Problem requirements
Report each line of the entries below that has the word "false" in it.
[[ Excerpted data, beginning ]]
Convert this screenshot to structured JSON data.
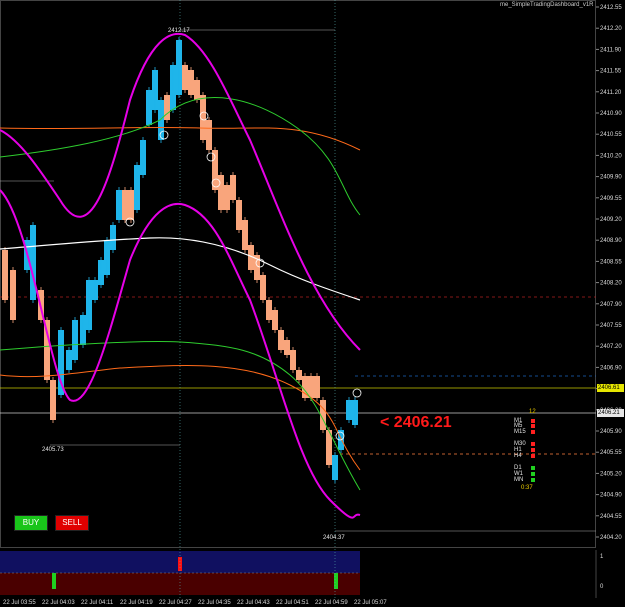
{
  "header": {
    "indicator_title": "me_SimpleTradingDashboard_v1R"
  },
  "buttons": {
    "buy": "BUY",
    "sell": "SELL"
  },
  "current_price_big": "< 2406.21",
  "labels": {
    "high": "2412.17",
    "mid_low": "2405.73",
    "low": "2404.37"
  },
  "price_axis": [
    "2412.55",
    "2412.20",
    "2411.90",
    "2411.55",
    "2411.20",
    "2410.90",
    "2410.55",
    "2410.20",
    "2409.90",
    "2409.55",
    "2409.20",
    "2408.90",
    "2408.55",
    "2408.20",
    "2407.90",
    "2407.55",
    "2407.20",
    "2406.90",
    "2406.55",
    "2406.20",
    "2405.90",
    "2405.55",
    "2405.20",
    "2404.90",
    "2404.55",
    "2404.20"
  ],
  "price_tags": {
    "yellow": "2406.61",
    "white": "2406.21"
  },
  "time_axis": [
    "22 Jul 03:55",
    "22 Jul 04:03",
    "22 Jul 04:11",
    "22 Jul 04:19",
    "22 Jul 04:27",
    "22 Jul 04:35",
    "22 Jul 04:43",
    "22 Jul 04:51",
    "22 Jul 04:59",
    "22 Jul 05:07"
  ],
  "sub_axis": [
    "1",
    "0"
  ],
  "timeframes": [
    {
      "label": "M1",
      "color": "#ff2020"
    },
    {
      "label": "M5",
      "color": "#ff2020"
    },
    {
      "label": "M15",
      "color": "#ff2020"
    },
    {
      "label": "M30",
      "color": "#ff2020"
    },
    {
      "label": "H1",
      "color": "#ff2020"
    },
    {
      "label": "H4",
      "color": "#ff2020"
    },
    {
      "label": "D1",
      "color": "#20d020"
    },
    {
      "label": "W1",
      "color": "#20d020"
    },
    {
      "label": "MN",
      "color": "#20d020"
    }
  ],
  "timeframe_extra": {
    "top": "12",
    "timer": "0:37"
  },
  "colors": {
    "bull": "#1fb5ea",
    "bear": "#f9a57c",
    "magenta": "#e600e6",
    "orange": "#ff6a1a",
    "green": "#2ecc2e",
    "white_ma": "#ffffff"
  }
}
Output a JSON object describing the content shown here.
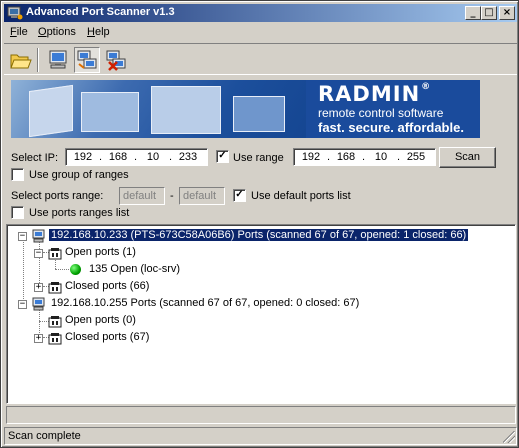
{
  "window": {
    "title": "Advanced Port Scanner v1.3",
    "minimize": "_",
    "maximize": "□",
    "close": "×"
  },
  "menu": [
    {
      "underlined": "F",
      "rest": "ile"
    },
    {
      "underlined": "O",
      "rest": "ptions"
    },
    {
      "underlined": "H",
      "rest": "elp"
    }
  ],
  "toolbar": {
    "items": [
      "open-folder-icon",
      "scan-computer-icon",
      "scan-network-icon",
      "stop-scan-icon"
    ],
    "pressed": "scan-network-icon"
  },
  "banner": {
    "brand": "RADMIN",
    "registered": "®",
    "line1": "remote control software",
    "line2": "fast. secure. affordable."
  },
  "form": {
    "select_ip_label": "Select IP:",
    "ip_from": [
      "192",
      "168",
      "10",
      "233"
    ],
    "ip_dot": ".",
    "use_range_checked": true,
    "use_range_label": "Use range",
    "ip_to": [
      "192",
      "168",
      "10",
      "255"
    ],
    "scan_button": "Scan",
    "use_group_checked": false,
    "use_group_label": "Use group of ranges",
    "select_ports_label": "Select ports range:",
    "port_from_placeholder": "default",
    "port_dash": "-",
    "port_to_placeholder": "default",
    "use_default_ports_checked": true,
    "use_default_ports_label": "Use default ports list",
    "use_ports_ranges_checked": false,
    "use_ports_ranges_label": "Use ports ranges list",
    "check_mark": "✓"
  },
  "tree": {
    "hosts": [
      {
        "label": "192.168.10.233  (PTS-673C58A06B6)     Ports (scanned 67 of 67, opened: 1 closed: 66)",
        "selected": true,
        "expanded": true,
        "open_ports": {
          "label": "Open ports (1)",
          "expanded": true,
          "children": [
            {
              "label": "135 Open (loc-srv)"
            }
          ]
        },
        "closed_ports": {
          "label": "Closed ports (66)",
          "expanded": false
        }
      },
      {
        "label": "192.168.10.255     Ports (scanned 67 of 67, opened: 0 closed: 67)",
        "selected": false,
        "expanded": true,
        "open_ports": {
          "label": "Open ports (0)",
          "expanded": false,
          "children": []
        },
        "closed_ports": {
          "label": "Closed ports (67)",
          "expanded": false
        }
      }
    ],
    "expanded_glyph": "−",
    "collapsed_glyph": "+"
  },
  "status": {
    "text": "Scan complete"
  },
  "colors": {
    "titlebar_start": "#0a246a",
    "titlebar_end": "#a6caf0",
    "banner_blue": "#1a4b9c",
    "selection": "#0a246a",
    "open_port_green": "#00a000"
  }
}
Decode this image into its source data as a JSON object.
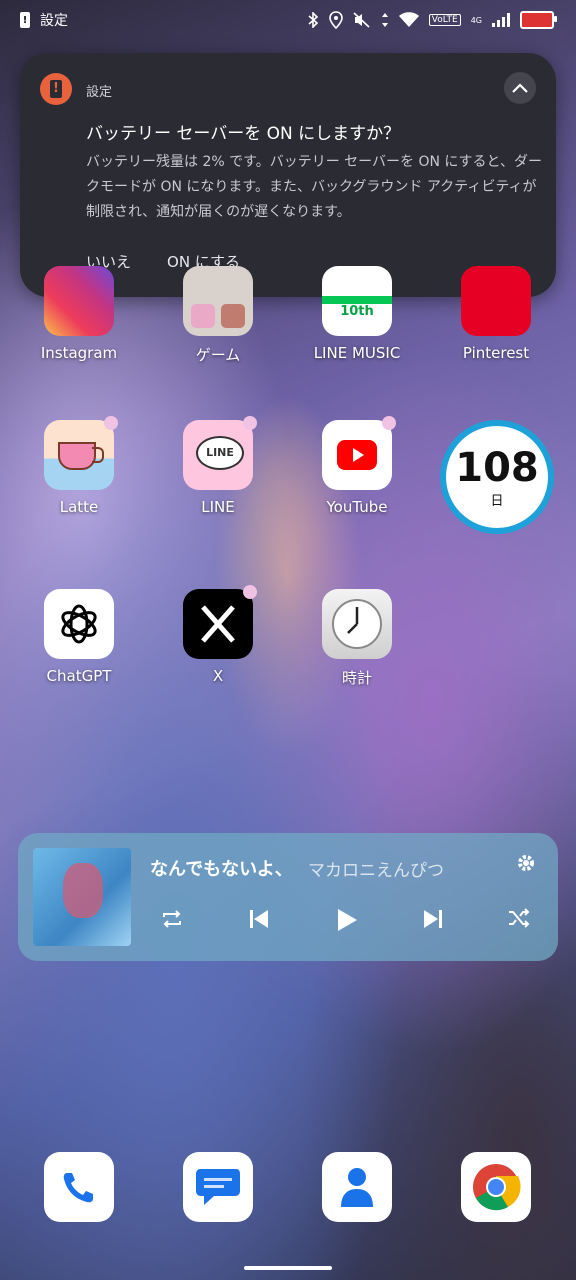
{
  "status_bar": {
    "app_label": "設定",
    "network_badge": "VoLTE",
    "network_type": "4G"
  },
  "notification": {
    "app_name": "設定",
    "title": "バッテリー セーバーを ON にしますか？",
    "body": "バッテリー残量は 2% です。バッテリー セーバーを ON にすると、ダークモードが ON になります。また、バックグラウンド アクティビティが制限され、通知が届くのが遅くなります。",
    "action_no": "いいえ",
    "action_yes": "ON にする",
    "accent_color": "#e8623d"
  },
  "apps_row1": [
    "Instagram",
    "ゲーム",
    "LINE MUSIC",
    "Pinterest"
  ],
  "apps_row2": [
    "Latte",
    "LINE",
    "YouTube"
  ],
  "apps_row3": [
    "ChatGPT",
    "X",
    "時計"
  ],
  "line_music_badge": "10th",
  "line_icon_text": "LINE",
  "counter_widget": {
    "value": "108",
    "unit": "日"
  },
  "music": {
    "song": "なんでもないよ、",
    "artist": "マカロニえんぴつ"
  },
  "dock": [
    "phone-icon",
    "messages-icon",
    "contacts-icon",
    "chrome-icon"
  ]
}
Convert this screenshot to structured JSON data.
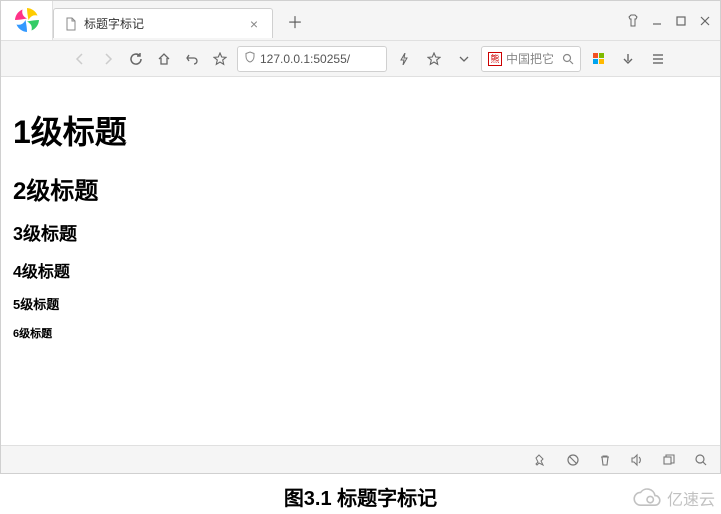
{
  "tab": {
    "title": "标题字标记"
  },
  "url": "127.0.0.1:50255/",
  "search": {
    "placeholder": "中国把它"
  },
  "headings": {
    "h1": "1级标题",
    "h2": "2级标题",
    "h3": "3级标题",
    "h4": "4级标题",
    "h5": "5级标题",
    "h6": "6级标题"
  },
  "caption": "图3.1 标题字标记",
  "watermark": "亿速云"
}
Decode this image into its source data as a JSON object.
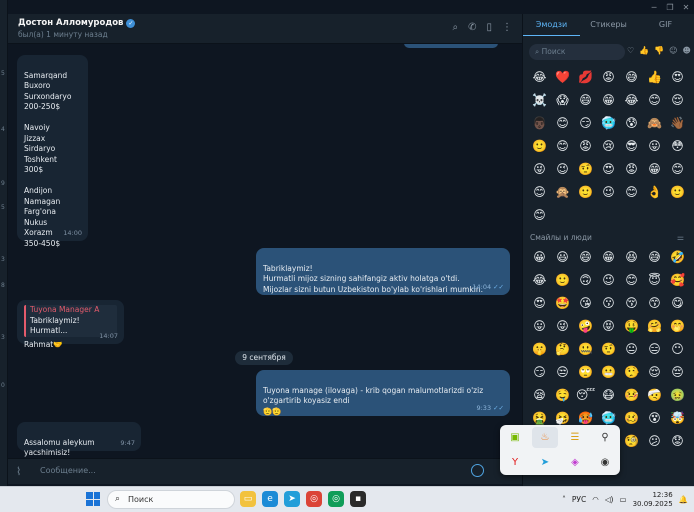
{
  "chat": {
    "name": "Достон Алломуродов",
    "status": "был(а) 1 минуту назад",
    "composer_placeholder": "Сообщение..."
  },
  "messages": [
    {
      "dir": "in",
      "text": "Samarqand\nBuxoro\nSurxondaryo\n200-250$\n\nNavoiy\nJizzax\nSirdaryo\nToshkent\n300$\n\nAndijon\nNamagan\nFarg'ona\nNukus\nXorazm\n350-450$",
      "time": "14:00"
    },
    {
      "dir": "out",
      "text": "Tabriklaymiz!\nHurmatli mijoz sizning sahifangiz aktiv holatga o'tdi.\nMijozlar sizni butun Uzbekiston bo'ylab ko'rishlari mumkin.",
      "time": "14:04"
    },
    {
      "dir": "in",
      "reply_name": "Tuyona Manager A",
      "reply_text": "Tabriklaymiz!  Hurmatl...",
      "text": "Rahmat🤝",
      "time": "14:07"
    },
    {
      "dir": "out",
      "text": "Tuyona manage (ilovaga) - krib qogan malumotlarizdi o'ziz\no'zgartirib koyasiz endi\n🫡🫡",
      "time": "9:33"
    },
    {
      "dir": "in",
      "text": "Assalomu aleykum yacshimisiz!\nHop bo'ladi",
      "time": "9:47"
    }
  ],
  "date_separator": "9 сентября",
  "emoji_panel": {
    "tabs": [
      "Эмодзи",
      "Стикеры",
      "GIF"
    ],
    "search_placeholder": "Поиск",
    "section_title": "Смайлы и люди",
    "recent": [
      "😂",
      "❤️",
      "💋",
      "😡",
      "😅",
      "👍",
      "😍",
      "☠️",
      "😱",
      "😄",
      "😁",
      "😂",
      "😊",
      "😌",
      "👨🏿",
      "😊",
      "😏",
      "🥶",
      "😰",
      "🙈",
      "👋🏾",
      "🙂",
      "😊",
      "😡",
      "😢",
      "😎",
      "😛",
      "😳",
      "😜",
      "😉",
      "🤨",
      "😍",
      "😡",
      "😁",
      "😊",
      "😊",
      "🙊",
      "🙂",
      "😉",
      "😊",
      "👌",
      "🙂",
      "😊"
    ],
    "smileys": [
      "😀",
      "😃",
      "😄",
      "😁",
      "😆",
      "😅",
      "🤣",
      "😂",
      "🙂",
      "🙃",
      "😉",
      "😊",
      "😇",
      "🥰",
      "😍",
      "🤩",
      "😘",
      "😗",
      "😚",
      "😙",
      "😋",
      "😛",
      "😜",
      "🤪",
      "😝",
      "🤑",
      "🤗",
      "🤭",
      "🤫",
      "🤔",
      "🤐",
      "🤨",
      "😐",
      "😑",
      "😶",
      "😏",
      "😒",
      "🙄",
      "😬",
      "🤥",
      "😌",
      "😔",
      "😪",
      "🤤",
      "😴",
      "😷",
      "🤒",
      "🤕",
      "🤢",
      "🤮",
      "🤧",
      "🥵",
      "🥶",
      "🥴",
      "😵",
      "🤯",
      "🤠",
      "🥳",
      "😎",
      "🤓",
      "🧐",
      "😕",
      "😟"
    ]
  },
  "taskbar": {
    "search_placeholder": "Поиск",
    "language": "РУС",
    "time": "12:36",
    "date": "30.09.2025"
  }
}
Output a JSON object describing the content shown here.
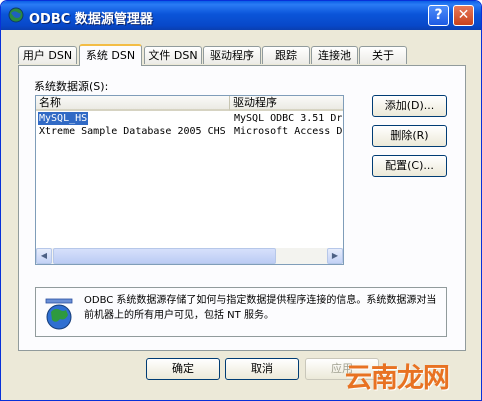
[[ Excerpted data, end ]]
Problem solution
    "use_group_checked": false,
    "use_ports_ranges_checked": false,
          "expanded": false
        "selected": false,
          "expanded": false,
          "expanded": false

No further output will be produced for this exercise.